input, which it repays out of cash flow. However, Cargill
now reports recent difficulty obtaining what, until recently,
was a routine loan.
7. (SBU) Slower growth in Poland is not by itself a bad
thing. Into September, local economists welcomed lower GDP
growth as relief for wage-driven inflation pressures - until
recently seen as the principle threat to Polish economic
stability. However, the scale of weakness in Poland's
partners and the uncertainty surrounding the financial crisis
have Polish economists wondering if they are about to
experience once again the pain of Russia's collapse in 1998.
As the situation develops, we are particularly watching three
8. (SBU) Currency Risk: Between 50 and 60 percent of the
Polish mortgage market is denominated in Swiss francs (CHF).
While lower foreign interest rates and the rising zloty made
this a good, affordable bet for many borrowers in recent
years, those borrowers are now paying much more for their
loans than in August. A homeowner who borrowed in CHF is now
paying 17 percent more every month. Banks too have assumed
risk in this process since they finance their long-term
foreign currency lending with short-term borrowing. That
borrowing must be rolled-over, but short-term foreign
currency loans are increasingly expensive and hard to come by
in the midst of crisis.
9. (U) The Diaspora: Though good estimates are lacking, well

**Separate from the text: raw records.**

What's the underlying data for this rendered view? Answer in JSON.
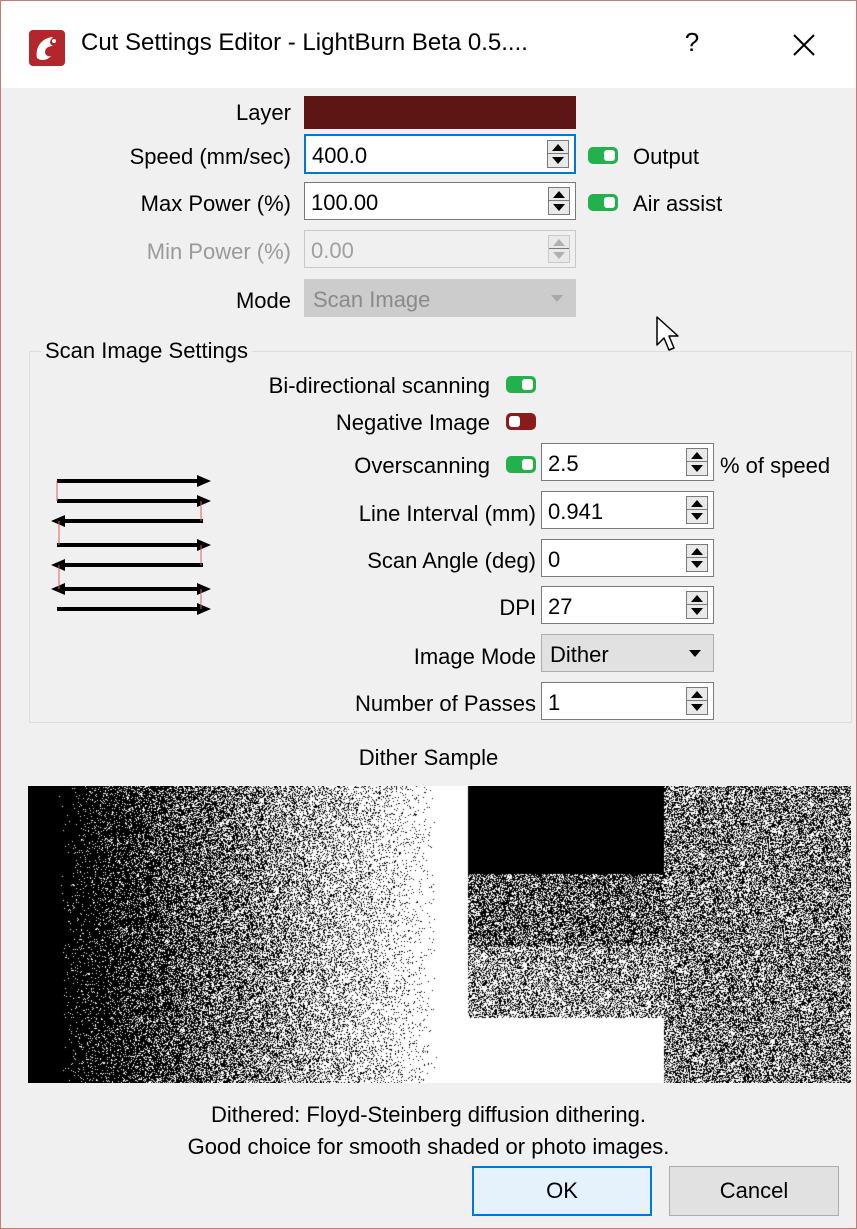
{
  "window": {
    "title": "Cut Settings Editor - LightBurn Beta 0.5....",
    "help": "?"
  },
  "colors": {
    "layer": "#5e1615",
    "toggle_on": "#22b14c",
    "toggle_off": "#8b1a1a",
    "focus": "#0078d7"
  },
  "main": {
    "layer_label": "Layer",
    "speed": {
      "label": "Speed (mm/sec)",
      "value": "400.0"
    },
    "max_power": {
      "label": "Max Power (%)",
      "value": "100.00"
    },
    "min_power": {
      "label": "Min Power (%)",
      "value": "0.00"
    },
    "mode": {
      "label": "Mode",
      "value": "Scan Image"
    },
    "output": {
      "label": "Output",
      "on": true
    },
    "air_assist": {
      "label": "Air assist",
      "on": true
    }
  },
  "scan": {
    "group_title": "Scan Image Settings",
    "bidirectional": {
      "label": "Bi-directional scanning",
      "on": true
    },
    "negative": {
      "label": "Negative Image",
      "on": false
    },
    "overscanning": {
      "label": "Overscanning",
      "on": true,
      "value": "2.5",
      "suffix": "% of speed"
    },
    "line_interval": {
      "label": "Line Interval (mm)",
      "value": "0.941"
    },
    "scan_angle": {
      "label": "Scan Angle (deg)",
      "value": "0"
    },
    "dpi": {
      "label": "DPI",
      "value": "27"
    },
    "image_mode": {
      "label": "Image Mode",
      "value": "Dither"
    },
    "passes": {
      "label": "Number of Passes",
      "value": "1"
    }
  },
  "sample": {
    "title": "Dither Sample",
    "desc1": "Dithered: Floyd-Steinberg diffusion dithering.",
    "desc2": "Good choice for smooth shaded or photo images."
  },
  "buttons": {
    "ok": "OK",
    "cancel": "Cancel"
  },
  "icons": [
    "app-logo-icon",
    "close-icon",
    "spin-arrows-icon",
    "dropdown-caret-icon",
    "scan-direction-icon",
    "mouse-pointer-icon"
  ]
}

over a million Poles have taken advantage of their ability to
work in higher-wage, lower-unemployment Europe. Should
increasing unemployment in Britain and Ireland send Poles
there back home, Poland would see a spike in the number of

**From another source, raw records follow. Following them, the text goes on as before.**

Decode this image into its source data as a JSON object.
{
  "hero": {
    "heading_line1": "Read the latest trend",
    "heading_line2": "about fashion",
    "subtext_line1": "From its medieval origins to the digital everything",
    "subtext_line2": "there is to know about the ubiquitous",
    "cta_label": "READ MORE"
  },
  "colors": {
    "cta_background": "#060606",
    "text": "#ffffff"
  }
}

job seekers just as the job market here begins to soften.
10. (SBU) Confidence in Markets and Potential GoP Response:
Polling data suggests most Poles fear the crisis could come
to Poland -- and they also doubt their government's ability
to respond. Politically, as the Deputy Mayor of Gliwice told
CG Krakow, Polish leaders know that Poland will suffer some
degree of pain in the crisis, but they do not want to sow
panic among workers by announcing that. However, some
bankers have complained to us privately that by keeping quiet
to avoid panic, the government is actually increasing
uncertainty and losing credibility.
11. (SBU) Poland is no Iceland, nor is it Hungary. With its
conservative banking subsidiaries, small mortgage market, and
strong macroeconomic fundamentals, Poland is not likely to
suffer severe direct effects of the global financial crisis.
Growth will slow exports, investment, and domestic demand
decline, though those effects could be moderated by zloty
depreciation and production shifting from higher-cost Europe.
We will keep a close eye on three X-factors - Poland's
European Diaspora, Swiss franc-denominated mortgages, and
government management of uncertainty - but for now, we expect
to see ahead old-fashioned, unpleasant economic weakness.